My first week in Kuala Lumpur, at the age of seven, was during the autumn harvest festival. We walked through a market, where all the stalls were bedecked with bright jewel-like coloured lanterns. It was obvious that I would chose a dragon, and I eventually found the perfect specimen - a neon pink and gold cellophane behemoth.
I became a girl obsessed. I loved the stories of strong and powerful Chinese dragons, controlling the weather, bringing good fortune and rescuing princesses,(as opposed to the brutish British type that tended to incinerate young maidens and raze villages, while covetously counting their treasure). Chinese dragons were much more exciting.
So obsessed was I by dragons and dragon motifs that by the time I was in my 20s you could have (and probably did) sell me any old piece of tat so long as it had a picture of a dragon on it. I have managed to wean myself off the tat but these deliciously crumbly Malaysian (sea) dragon cookies to welcome in the Year of the Horse (and soothe my need for dragon kitsch).
These biscuits are very similar to Danish butter cookies or Viennese swirls, except for the addition of dried milk powder. I have also added a little grated orange zest. It's not traditional, but oranges are considered very lucky at Chinese New Year; frankly I need all the luck I can get.
The mixture does need to be very stiff, so that the cookies don't spread too much in the oven. Conversely, don't over mix the cookie dough or the baked cookies will be very tough. They should be light and buttery and slightly crumbly.

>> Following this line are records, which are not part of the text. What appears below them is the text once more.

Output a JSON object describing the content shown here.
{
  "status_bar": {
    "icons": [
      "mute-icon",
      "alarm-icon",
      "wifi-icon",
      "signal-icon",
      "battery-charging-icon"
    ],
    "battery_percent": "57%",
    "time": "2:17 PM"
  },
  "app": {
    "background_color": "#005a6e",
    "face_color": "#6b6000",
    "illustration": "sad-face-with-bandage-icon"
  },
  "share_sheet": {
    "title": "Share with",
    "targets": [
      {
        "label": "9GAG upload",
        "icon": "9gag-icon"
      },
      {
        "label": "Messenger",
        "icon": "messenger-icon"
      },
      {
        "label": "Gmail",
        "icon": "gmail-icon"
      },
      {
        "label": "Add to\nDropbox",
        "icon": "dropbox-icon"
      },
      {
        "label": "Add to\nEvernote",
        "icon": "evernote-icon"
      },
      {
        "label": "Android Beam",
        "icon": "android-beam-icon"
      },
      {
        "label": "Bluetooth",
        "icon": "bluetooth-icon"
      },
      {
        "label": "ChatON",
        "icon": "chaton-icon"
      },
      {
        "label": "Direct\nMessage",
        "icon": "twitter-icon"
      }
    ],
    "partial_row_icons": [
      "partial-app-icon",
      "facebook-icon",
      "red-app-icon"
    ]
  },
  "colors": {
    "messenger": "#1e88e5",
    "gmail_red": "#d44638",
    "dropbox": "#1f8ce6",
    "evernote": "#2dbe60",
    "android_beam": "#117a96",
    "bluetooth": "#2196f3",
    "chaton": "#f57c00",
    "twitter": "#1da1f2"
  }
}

With luck, these cookies will make you healthy, wealthy and wise!
Happy New Year!
250g plain flour, sifted (less 2 tbsps)
250g, butter, softened
1 egg yolk
50g icing sugar, sifted
50g corn flour, sifted
2 tbsp dried milk powder
orange zest, very finely chopped
½ teaspoon vanilla extract
red food colouring
star-shaped icing nozzle
- Preheat the oven to 160C.
- Cream the butter with the icing sugar until very pale. Add egg yolk and beat until well-combined.
- Fold in the sifted flours and milk powder, together with the orange zest. Add the vanilla extract.
- Pipe squiggles of cookie dough onto a prepared baking sheet (using a star-shaped nozzle).
- Before baking, poke 2 holes in each "dragon" to make eyes, with a toothpick. Use the same toothpick, dipped into food colouring, to fill in the eyes. (They made need topping up again with colour after baking.)
- Bake for 12 to 15 minutes until just beginning to colour.
- Dip in melted chocolate for an indulgent treat.